┌─ DATA LISTING

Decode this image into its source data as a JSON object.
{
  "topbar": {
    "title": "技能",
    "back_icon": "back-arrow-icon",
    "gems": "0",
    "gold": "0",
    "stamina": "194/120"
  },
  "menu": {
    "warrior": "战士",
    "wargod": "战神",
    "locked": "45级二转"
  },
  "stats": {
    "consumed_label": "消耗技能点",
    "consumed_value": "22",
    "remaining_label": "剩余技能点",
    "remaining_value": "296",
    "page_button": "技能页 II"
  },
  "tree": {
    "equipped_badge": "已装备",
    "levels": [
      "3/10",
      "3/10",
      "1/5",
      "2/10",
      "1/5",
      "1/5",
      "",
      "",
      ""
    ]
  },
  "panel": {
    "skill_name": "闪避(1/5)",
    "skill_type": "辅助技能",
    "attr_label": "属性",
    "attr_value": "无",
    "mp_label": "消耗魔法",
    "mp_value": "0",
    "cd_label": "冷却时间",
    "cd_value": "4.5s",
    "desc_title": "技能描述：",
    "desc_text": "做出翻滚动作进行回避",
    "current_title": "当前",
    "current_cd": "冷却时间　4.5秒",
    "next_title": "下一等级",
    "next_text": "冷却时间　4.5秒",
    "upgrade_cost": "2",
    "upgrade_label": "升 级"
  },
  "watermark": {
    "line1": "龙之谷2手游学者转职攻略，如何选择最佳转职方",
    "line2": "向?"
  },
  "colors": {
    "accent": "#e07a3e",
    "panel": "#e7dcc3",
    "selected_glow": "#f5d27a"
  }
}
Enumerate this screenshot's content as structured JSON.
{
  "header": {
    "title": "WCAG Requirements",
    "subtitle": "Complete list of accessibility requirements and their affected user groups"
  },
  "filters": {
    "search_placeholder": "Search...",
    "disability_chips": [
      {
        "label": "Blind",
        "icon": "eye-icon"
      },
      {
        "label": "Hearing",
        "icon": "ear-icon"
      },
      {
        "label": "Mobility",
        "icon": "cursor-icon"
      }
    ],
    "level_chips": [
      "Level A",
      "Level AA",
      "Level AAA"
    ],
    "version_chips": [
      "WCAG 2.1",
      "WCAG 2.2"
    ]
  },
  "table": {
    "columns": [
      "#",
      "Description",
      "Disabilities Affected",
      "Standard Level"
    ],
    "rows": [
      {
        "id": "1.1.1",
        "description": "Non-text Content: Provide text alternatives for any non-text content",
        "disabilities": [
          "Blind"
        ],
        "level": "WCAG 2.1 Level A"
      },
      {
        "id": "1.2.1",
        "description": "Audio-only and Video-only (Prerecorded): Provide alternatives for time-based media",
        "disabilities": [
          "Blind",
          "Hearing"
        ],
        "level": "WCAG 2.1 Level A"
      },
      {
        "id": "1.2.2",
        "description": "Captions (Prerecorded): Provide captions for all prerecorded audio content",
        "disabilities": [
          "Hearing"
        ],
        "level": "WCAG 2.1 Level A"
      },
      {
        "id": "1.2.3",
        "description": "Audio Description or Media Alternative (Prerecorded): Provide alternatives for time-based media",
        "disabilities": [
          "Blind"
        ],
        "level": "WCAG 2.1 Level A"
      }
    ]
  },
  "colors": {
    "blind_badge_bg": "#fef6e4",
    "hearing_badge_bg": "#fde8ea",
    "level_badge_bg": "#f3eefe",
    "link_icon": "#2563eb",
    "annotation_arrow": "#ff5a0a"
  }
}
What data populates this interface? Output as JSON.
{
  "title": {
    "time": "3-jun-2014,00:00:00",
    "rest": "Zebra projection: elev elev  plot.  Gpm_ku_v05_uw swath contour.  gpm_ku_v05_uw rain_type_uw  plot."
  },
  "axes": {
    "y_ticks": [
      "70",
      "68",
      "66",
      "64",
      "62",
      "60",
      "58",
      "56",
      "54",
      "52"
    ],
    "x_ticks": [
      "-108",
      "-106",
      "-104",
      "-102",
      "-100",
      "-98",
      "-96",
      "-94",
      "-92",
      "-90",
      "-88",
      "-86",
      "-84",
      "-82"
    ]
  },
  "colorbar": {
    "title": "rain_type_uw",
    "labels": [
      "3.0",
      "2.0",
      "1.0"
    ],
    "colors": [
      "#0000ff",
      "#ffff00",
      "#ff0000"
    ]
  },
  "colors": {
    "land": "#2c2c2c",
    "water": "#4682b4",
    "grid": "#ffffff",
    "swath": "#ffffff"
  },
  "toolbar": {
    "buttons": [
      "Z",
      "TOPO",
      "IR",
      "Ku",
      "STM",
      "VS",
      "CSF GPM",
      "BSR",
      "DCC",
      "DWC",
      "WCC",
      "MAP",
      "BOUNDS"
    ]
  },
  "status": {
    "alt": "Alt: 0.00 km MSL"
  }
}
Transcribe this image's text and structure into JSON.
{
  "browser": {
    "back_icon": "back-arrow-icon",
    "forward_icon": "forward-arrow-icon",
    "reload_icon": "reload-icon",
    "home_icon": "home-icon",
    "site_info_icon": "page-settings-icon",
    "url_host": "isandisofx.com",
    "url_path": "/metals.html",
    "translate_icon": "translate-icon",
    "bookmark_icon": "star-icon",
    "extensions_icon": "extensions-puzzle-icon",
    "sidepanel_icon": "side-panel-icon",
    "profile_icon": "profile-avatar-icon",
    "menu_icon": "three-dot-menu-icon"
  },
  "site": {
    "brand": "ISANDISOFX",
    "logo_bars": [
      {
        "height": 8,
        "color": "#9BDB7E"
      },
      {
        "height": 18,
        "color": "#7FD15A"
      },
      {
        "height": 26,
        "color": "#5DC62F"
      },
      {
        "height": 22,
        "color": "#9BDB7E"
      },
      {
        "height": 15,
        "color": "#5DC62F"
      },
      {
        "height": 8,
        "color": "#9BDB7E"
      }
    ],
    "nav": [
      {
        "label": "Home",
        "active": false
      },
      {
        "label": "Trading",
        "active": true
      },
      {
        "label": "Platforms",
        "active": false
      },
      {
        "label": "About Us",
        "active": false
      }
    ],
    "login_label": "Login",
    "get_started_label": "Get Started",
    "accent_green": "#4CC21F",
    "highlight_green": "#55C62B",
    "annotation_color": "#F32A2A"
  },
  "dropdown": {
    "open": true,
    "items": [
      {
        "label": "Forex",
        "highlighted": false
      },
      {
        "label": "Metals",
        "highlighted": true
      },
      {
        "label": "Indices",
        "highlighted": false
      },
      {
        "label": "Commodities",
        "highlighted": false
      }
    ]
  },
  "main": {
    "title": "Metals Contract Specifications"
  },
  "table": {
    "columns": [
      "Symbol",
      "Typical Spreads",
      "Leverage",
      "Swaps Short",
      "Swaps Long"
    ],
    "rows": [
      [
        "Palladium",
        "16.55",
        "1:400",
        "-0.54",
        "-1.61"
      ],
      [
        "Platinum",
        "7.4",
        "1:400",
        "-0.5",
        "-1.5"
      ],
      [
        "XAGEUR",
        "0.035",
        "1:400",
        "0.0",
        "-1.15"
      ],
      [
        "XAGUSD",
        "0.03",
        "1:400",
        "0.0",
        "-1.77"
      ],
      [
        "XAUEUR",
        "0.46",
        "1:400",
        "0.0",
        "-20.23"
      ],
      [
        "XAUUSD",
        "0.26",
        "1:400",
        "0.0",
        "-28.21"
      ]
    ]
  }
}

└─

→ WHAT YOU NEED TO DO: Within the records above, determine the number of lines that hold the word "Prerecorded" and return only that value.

→ WRITTEN ANSWER: 3